A complicated and ordered sequence of weaving the intricate, supplementary weft ends containing these male and female motifs, in the sacred tricolour of black, white and red, is strictly observed - even by younger weavers who are uncertain or ignorant of the sexual references of these ancient motifs. In the Porsea district on the eastern shores of Lake Toba, the three central sections of the ulos pinunsaan are woven separately, cut and then sewn together with the side panels to form a completed cloth. The ulos ragidup that are woven by the Toba Batak peoples south of the lake and the brick-red woman's headcloth (bulang) from the Simalungun Batak (sometimes also referred to as the Eastern Batak or Batak Timur) have an elaborately woven central section. The two end panels are not woven separately but are worked on a second, white warp which is inserted during the weaving process (Gittinger, 1975: 13-15). This difficult and lengthy procedure can only be understood through an awareness of the supernatural powers that these traditional cloths are thought to possess and the notion of an unbroken, circulating warp as a metaphor linking male and female realms. Both cloths probably date from the early twentieth century.


Pages 365, 366
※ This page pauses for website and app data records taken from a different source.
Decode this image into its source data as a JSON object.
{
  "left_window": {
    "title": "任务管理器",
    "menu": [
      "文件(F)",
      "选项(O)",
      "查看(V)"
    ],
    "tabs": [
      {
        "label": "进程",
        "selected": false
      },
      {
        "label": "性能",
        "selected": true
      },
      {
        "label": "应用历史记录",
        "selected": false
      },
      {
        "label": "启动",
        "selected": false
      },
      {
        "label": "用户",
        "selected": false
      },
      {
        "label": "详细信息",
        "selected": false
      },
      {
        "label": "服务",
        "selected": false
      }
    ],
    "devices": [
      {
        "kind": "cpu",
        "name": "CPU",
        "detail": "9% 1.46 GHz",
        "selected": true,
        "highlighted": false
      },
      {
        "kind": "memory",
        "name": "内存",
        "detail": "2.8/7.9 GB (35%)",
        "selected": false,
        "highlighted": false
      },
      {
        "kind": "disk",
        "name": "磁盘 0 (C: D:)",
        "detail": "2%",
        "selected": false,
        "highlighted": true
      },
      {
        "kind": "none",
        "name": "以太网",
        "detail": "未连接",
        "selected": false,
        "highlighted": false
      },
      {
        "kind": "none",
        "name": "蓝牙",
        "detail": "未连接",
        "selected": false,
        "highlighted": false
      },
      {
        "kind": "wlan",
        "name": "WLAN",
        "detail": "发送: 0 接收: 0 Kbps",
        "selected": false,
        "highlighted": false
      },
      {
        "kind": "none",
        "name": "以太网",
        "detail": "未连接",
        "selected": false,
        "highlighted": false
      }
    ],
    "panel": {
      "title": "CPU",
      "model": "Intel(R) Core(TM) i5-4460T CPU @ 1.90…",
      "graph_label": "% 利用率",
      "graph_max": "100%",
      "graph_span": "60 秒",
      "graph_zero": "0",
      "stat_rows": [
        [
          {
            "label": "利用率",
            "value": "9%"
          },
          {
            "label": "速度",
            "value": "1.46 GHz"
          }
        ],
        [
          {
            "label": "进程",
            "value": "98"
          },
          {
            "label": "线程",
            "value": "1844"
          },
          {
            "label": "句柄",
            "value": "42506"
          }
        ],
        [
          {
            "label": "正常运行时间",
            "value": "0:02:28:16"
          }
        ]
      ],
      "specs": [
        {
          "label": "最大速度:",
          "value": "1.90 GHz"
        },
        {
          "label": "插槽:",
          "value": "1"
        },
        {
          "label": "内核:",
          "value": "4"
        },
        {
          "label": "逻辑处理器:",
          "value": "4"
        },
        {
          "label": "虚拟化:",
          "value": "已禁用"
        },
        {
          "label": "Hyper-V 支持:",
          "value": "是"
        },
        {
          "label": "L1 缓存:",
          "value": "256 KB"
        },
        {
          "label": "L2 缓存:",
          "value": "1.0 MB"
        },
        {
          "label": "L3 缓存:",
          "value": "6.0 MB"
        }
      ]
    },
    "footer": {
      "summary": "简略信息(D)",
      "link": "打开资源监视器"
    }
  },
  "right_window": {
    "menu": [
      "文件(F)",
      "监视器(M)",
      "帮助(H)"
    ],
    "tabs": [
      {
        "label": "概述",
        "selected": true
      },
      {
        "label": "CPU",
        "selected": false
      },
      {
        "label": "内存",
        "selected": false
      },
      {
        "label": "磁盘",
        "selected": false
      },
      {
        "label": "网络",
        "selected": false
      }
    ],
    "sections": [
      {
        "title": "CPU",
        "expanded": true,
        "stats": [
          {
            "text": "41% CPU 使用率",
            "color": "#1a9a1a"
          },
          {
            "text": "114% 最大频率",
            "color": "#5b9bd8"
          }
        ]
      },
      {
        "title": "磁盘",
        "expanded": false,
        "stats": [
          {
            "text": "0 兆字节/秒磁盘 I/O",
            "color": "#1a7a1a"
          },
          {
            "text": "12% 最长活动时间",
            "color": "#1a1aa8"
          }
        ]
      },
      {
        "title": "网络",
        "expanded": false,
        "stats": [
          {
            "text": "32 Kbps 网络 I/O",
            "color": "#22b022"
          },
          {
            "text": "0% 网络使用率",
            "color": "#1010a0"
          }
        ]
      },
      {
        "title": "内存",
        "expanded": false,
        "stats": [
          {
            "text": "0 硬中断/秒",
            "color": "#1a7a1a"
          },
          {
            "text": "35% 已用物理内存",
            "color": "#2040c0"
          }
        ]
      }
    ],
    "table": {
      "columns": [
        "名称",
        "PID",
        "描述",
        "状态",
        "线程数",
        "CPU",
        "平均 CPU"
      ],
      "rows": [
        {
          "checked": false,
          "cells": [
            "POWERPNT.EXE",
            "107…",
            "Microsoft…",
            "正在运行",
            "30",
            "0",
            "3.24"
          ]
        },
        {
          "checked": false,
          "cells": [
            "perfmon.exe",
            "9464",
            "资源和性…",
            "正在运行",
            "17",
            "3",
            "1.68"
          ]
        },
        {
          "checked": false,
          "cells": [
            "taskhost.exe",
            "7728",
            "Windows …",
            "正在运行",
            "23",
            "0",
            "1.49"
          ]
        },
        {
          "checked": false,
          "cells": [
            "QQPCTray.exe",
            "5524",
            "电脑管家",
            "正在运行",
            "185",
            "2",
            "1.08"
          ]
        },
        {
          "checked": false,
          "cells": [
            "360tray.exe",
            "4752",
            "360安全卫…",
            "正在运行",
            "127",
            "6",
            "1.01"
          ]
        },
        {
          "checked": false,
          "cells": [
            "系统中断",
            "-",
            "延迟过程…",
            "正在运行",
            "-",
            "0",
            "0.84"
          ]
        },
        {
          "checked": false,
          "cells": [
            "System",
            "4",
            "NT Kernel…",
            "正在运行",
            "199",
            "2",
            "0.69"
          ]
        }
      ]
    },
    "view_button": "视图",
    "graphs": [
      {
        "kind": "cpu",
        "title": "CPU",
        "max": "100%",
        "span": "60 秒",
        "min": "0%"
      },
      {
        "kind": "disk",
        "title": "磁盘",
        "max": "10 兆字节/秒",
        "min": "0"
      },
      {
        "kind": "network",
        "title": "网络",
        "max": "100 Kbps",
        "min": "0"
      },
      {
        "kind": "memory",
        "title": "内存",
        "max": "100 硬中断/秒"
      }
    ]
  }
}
With the increase in Western education in Southeast Asia from the end of the nineteenth century, messages and personal signatures in Romanized lettering began to appear on many textiles. In particu¬lar, the practice of signing garments became popular among weavers in the Christian areas of Indonesia where initials or even full names appear in warp ikat. Where textiles are intended to convey a message or greeting, this is sometimes spelt out on the cloth. The most popular message in the Malay peninsula and the Indonesian archipelago conveys good wishes for the use or wearing of the cloth (selamat pakai), while many Batak ceremonial ulos gifts are now emblazoned with the greeting Horas Mahita or a detailed embroidered account of the occasion and the names of the leading participants.